So when I was told she was dead, I refused to believe it. I wrote to her friend and asked numerous questions?I wanted details! Her friend would only assure me my friend had passed and that if I respected our friendship at all, I would just accept her death and stop asking questions. I did. In the days following those emails, I didn?t know how to feel. Was she really my friend? I never met her. Were we really intimate with each other? Should I cry for a person I never met or even saw in person? I didn?t know. I only knew I would never hear that friendly British-born, Irish-raised voice in the night again.
Fast-forward to Saturday night, September 7, 2002, just over one year after my friend?s death. It?s 1:00 AM and I?m conducting a fugitive investigation. As my partners and I search a home for a ?burglar? with a warrant, an oval picture frame on a living room table catches my attention. As I take a closer look at the photo, I freeze in my tracks?. I stare in disbelief. There, sitting on the table in a home in the city of Paramount, is my friend from Australia. She is smiling, as she was when I first saw her photo in her online profile. She wore a white t-shirt, blue denim overall shorts, and a million dollar ?model? smile.
My hands began to shake as I picked up the picture frame and turned it over to open the back. I had to know if she was still alive and had written something to these people, who, I thought, must be related to her somehow. My heart began to beat faster as I removed the oval cardboard that was behind her photo. As I removed the photo from the frame, a feeling of deep relief and sadness swept over me. Relief, in that I now had my answer about her death. She was not "dead." Sadness, in that the photo was on magazine paper, the kind that comes with a newly-purchased picture frame. Those generic great looking people who come with the frame when you buy them at Wal-Mart, Kmart, or Sav-On.
I had been duped.
My partners and I completed our investigation and prepared to leave. I asked the owner of the frame if I could take the picture on his table with me. He just laughed and said, ?Yes, just leave the frame.? I told him that I ?knew? the girl in the photo. The whole way home that night I thought about my friend in Australia. The nine months of ?voice chatting? in the middle of the night (because of the time difference), the many emails, the picture she sent me of her as a little girl, the koala bear she ?saved? in my daughter?s name, and the friendship that came to mean so much to me. I had always wondered about her death?did it really happen the way ?Lisa? (her friend) said it had?

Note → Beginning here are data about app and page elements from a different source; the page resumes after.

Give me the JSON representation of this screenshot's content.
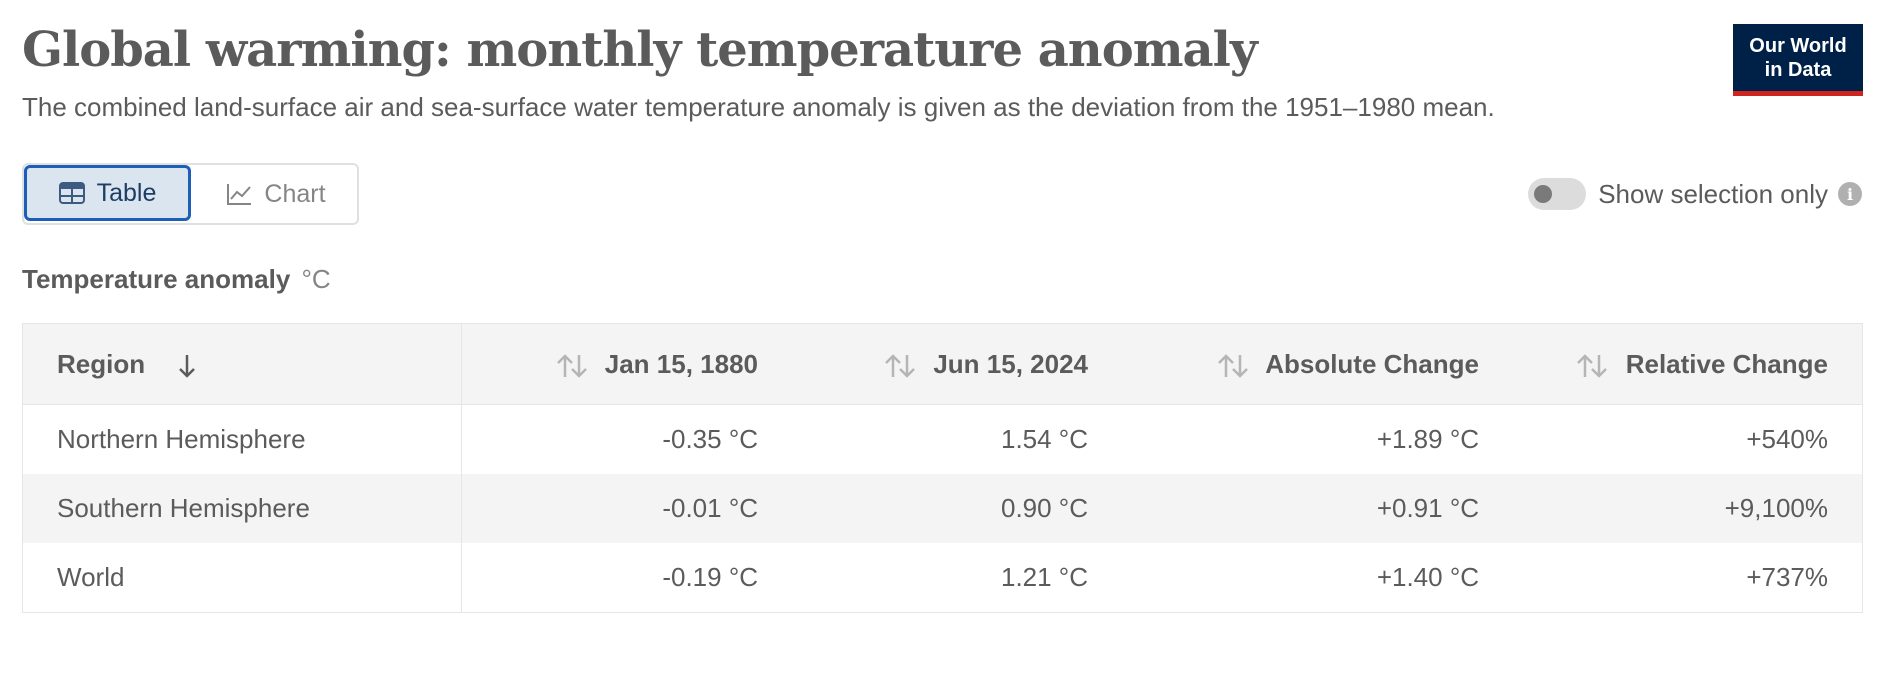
{
  "header": {
    "title": "Global warming: monthly temperature anomaly",
    "subtitle": "The combined land-surface air and sea-surface water temperature anomaly is given as the deviation from the 1951–1980 mean.",
    "logo_line1": "Our World",
    "logo_line2": "in Data"
  },
  "tabs": {
    "table_label": "Table",
    "chart_label": "Chart",
    "active": "Table"
  },
  "selection": {
    "label": "Show selection only",
    "enabled": false
  },
  "table": {
    "caption_label": "Temperature anomaly",
    "caption_unit": "°C",
    "columns": [
      "Region",
      "Jan 15, 1880",
      "Jun 15, 2024",
      "Absolute Change",
      "Relative Change"
    ],
    "rows": [
      [
        "Northern Hemisphere",
        "-0.35 °C",
        "1.54 °C",
        "+1.89 °C",
        "+540%"
      ],
      [
        "Southern Hemisphere",
        "-0.01 °C",
        "0.90 °C",
        "+0.91 °C",
        "+9,100%"
      ],
      [
        "World",
        "-0.19 °C",
        "1.21 °C",
        "+1.40 °C",
        "+737%"
      ]
    ]
  },
  "colors": {
    "brand_navy": "#002147",
    "brand_red": "#ce261e",
    "active_tab_border": "#1d5fb6",
    "active_tab_bg": "#dbe5f0"
  }
}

Would my friend have lied to me?
I still don?t know whom I talked to for all those months in Australia. I don?t know if her name was real, if she was really a child psychologist, or if she was really in a car accident. I do know the picture she claimed to be hers was not. I suppose I could surmise that the rest of my friends? story was all lies as well. I also know that the pain she carried from her childhood was real, as was her general care for the safety and welfare of children. I know that when I poured my heart out, her kind words, her thoughtful acceptance of who I am, was also real.
And, if being my friend for that time in an anonymous manner helped her get through whatever it was she was going through, then I guess that makes it all OK, because she helped me get through what I was going through as well.
I just want my friend ?Sorcha? to know that I?m not mad.
Gil Contreras is a freelance writer in Los Angeles.